Retype the records that come next, word for word.

+++

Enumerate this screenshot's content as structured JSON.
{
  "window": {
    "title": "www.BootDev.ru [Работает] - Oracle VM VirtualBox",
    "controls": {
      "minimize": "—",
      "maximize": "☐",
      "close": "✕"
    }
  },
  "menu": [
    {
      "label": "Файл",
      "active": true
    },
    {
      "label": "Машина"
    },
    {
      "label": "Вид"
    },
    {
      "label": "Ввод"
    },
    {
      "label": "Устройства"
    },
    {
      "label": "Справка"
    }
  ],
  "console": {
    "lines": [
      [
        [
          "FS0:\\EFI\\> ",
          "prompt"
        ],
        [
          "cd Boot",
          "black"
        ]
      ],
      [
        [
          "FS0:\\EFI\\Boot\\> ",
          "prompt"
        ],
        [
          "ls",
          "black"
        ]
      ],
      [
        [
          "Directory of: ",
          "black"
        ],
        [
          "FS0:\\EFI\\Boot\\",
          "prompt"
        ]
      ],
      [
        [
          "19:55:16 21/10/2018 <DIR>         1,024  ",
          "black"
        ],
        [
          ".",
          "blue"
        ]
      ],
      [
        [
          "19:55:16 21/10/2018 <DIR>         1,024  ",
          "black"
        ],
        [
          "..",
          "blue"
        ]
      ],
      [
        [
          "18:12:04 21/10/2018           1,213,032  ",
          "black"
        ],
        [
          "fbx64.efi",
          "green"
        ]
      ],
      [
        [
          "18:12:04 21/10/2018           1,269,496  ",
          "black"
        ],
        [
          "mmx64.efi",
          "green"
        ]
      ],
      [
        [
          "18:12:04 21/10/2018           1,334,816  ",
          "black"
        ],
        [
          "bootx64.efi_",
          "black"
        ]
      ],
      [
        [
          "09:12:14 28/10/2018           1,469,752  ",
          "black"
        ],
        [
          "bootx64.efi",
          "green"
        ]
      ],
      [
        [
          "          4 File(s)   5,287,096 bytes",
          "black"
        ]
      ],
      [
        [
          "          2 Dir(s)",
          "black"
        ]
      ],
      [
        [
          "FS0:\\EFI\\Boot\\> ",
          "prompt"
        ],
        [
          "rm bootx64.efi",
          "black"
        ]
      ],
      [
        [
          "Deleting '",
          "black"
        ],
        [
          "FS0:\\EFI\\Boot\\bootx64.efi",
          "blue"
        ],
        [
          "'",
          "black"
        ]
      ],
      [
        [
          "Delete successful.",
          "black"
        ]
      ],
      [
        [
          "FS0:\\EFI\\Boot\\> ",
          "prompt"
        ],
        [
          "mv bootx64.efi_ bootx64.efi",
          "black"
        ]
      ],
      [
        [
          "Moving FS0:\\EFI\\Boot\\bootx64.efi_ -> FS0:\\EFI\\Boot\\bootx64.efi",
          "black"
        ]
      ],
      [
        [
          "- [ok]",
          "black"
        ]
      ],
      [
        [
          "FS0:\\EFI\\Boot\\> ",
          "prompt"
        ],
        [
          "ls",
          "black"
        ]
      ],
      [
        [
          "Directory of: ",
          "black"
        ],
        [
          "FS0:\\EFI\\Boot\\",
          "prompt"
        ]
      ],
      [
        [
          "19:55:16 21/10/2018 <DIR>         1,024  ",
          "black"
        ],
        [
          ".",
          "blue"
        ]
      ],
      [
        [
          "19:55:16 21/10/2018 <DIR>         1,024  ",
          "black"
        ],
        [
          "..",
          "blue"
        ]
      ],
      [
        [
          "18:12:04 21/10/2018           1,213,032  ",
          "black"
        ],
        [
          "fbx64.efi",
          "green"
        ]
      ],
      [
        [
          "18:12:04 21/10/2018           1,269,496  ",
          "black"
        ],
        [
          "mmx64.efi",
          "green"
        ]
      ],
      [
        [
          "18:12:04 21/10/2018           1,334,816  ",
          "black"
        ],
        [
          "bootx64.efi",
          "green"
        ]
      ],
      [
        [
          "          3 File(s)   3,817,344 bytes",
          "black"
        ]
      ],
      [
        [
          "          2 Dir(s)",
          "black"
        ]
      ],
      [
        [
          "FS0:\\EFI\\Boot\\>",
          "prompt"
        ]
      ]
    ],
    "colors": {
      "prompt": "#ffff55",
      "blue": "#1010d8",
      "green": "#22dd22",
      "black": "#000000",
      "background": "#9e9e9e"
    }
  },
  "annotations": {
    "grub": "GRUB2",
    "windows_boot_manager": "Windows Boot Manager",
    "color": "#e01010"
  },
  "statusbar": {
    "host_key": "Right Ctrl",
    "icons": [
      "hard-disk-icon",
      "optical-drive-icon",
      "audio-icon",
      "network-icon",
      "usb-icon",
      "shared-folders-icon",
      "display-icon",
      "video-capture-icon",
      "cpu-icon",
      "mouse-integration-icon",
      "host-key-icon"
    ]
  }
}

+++

= RESPONSE BELOW =
Enumerate this screenshot's content as structured JSON.
{
  "window": {
    "title": "www.BootDev.ru [Работает] - Oracle VM VirtualBox",
    "controls": {
      "minimize": "—",
      "maximize": "☐",
      "close": "✕"
    }
  },
  "menu": [
    {
      "label": "Файл",
      "active": true
    },
    {
      "label": "Машина"
    },
    {
      "label": "Вид"
    },
    {
      "label": "Ввод"
    },
    {
      "label": "Устройства"
    },
    {
      "label": "Справка"
    }
  ],
  "console": {
    "lines": [
      [
        [
          "FS0:\\EFI\\> ",
          "prompt"
        ],
        [
          "cd Boot",
          "black"
        ]
      ],
      [
        [
          "FS0:\\EFI\\Boot\\> ",
          "prompt"
        ],
        [
          "ls",
          "black"
        ]
      ],
      [
        [
          "Directory of: ",
          "black"
        ],
        [
          "FS0:\\EFI\\Boot\\",
          "prompt"
        ]
      ],
      [
        [
          "19:55:16 21/10/2018 <DIR>         1,024  ",
          "black"
        ],
        [
          ".",
          "blue"
        ]
      ],
      [
        [
          "19:55:16 21/10/2018 <DIR>         1,024  ",
          "black"
        ],
        [
          "..",
          "blue"
        ]
      ],
      [
        [
          "18:12:04 21/10/2018           1,213,032  ",
          "black"
        ],
        [
          "fbx64.efi",
          "green"
        ]
      ],
      [
        [
          "18:12:04 21/10/2018           1,269,496  ",
          "black"
        ],
        [
          "mmx64.efi",
          "green"
        ]
      ],
      [
        [
          "18:12:04 21/10/2018           1,334,816  ",
          "black"
        ],
        [
          "bootx64.efi_",
          "black"
        ]
      ],
      [
        [
          "09:12:14 28/10/2018           1,469,752  ",
          "black"
        ],
        [
          "bootx64.efi",
          "green"
        ]
      ],
      [
        [
          "          4 File(s)   5,287,096 bytes",
          "black"
        ]
      ],
      [
        [
          "          2 Dir(s)",
          "black"
        ]
      ],
      [
        [
          "FS0:\\EFI\\Boot\\> ",
          "prompt"
        ],
        [
          "rm bootx64.efi",
          "black"
        ]
      ],
      [
        [
          "Deleting '",
          "black"
        ],
        [
          "FS0:\\EFI\\Boot\\bootx64.efi",
          "blue"
        ],
        [
          "'",
          "black"
        ]
      ],
      [
        [
          "Delete successful.",
          "black"
        ]
      ],
      [
        [
          "FS0:\\EFI\\Boot\\> ",
          "prompt"
        ],
        [
          "mv bootx64.efi_ bootx64.efi",
          "black"
        ]
      ],
      [
        [
          "Moving FS0:\\EFI\\Boot\\bootx64.efi_ -> FS0:\\EFI\\Boot\\bootx64.efi",
          "black"
        ]
      ],
      [
        [
          "- [ok]",
          "black"
        ]
      ],
      [
        [
          "FS0:\\EFI\\Boot\\> ",
          "prompt"
        ],
        [
          "ls",
          "black"
        ]
      ],
      [
        [
          "Directory of: ",
          "black"
        ],
        [
          "FS0:\\EFI\\Boot\\",
          "prompt"
        ]
      ],
      [
        [
          "19:55:16 21/10/2018 <DIR>         1,024  ",
          "black"
        ],
        [
          ".",
          "blue"
        ]
      ],
      [
        [
          "19:55:16 21/10/2018 <DIR>         1,024  ",
          "black"
        ],
        [
          "..",
          "blue"
        ]
      ],
      [
        [
          "18:12:04 21/10/2018           1,213,032  ",
          "black"
        ],
        [
          "fbx64.efi",
          "green"
        ]
      ],
      [
        [
          "18:12:04 21/10/2018           1,269,496  ",
          "black"
        ],
        [
          "mmx64.efi",
          "green"
        ]
      ],
      [
        [
          "18:12:04 21/10/2018           1,334,816  ",
          "black"
        ],
        [
          "bootx64.efi",
          "green"
        ]
      ],
      [
        [
          "          3 File(s)   3,817,344 bytes",
          "black"
        ]
      ],
      [
        [
          "          2 Dir(s)",
          "black"
        ]
      ],
      [
        [
          "FS0:\\EFI\\Boot\\>",
          "prompt"
        ]
      ]
    ],
    "colors": {
      "prompt": "#ffff55",
      "blue": "#1010d8",
      "green": "#22dd22",
      "black": "#000000",
      "background": "#9e9e9e"
    }
  },
  "annotations": {
    "grub": "GRUB2",
    "windows_boot_manager": "Windows Boot Manager",
    "color": "#e01010"
  },
  "statusbar": {
    "host_key": "Right Ctrl",
    "icons": [
      "hard-disk-icon",
      "optical-drive-icon",
      "audio-icon",
      "network-icon",
      "usb-icon",
      "shared-folders-icon",
      "display-icon",
      "video-capture-icon",
      "cpu-icon",
      "mouse-integration-icon",
      "host-key-icon"
    ]
  }
}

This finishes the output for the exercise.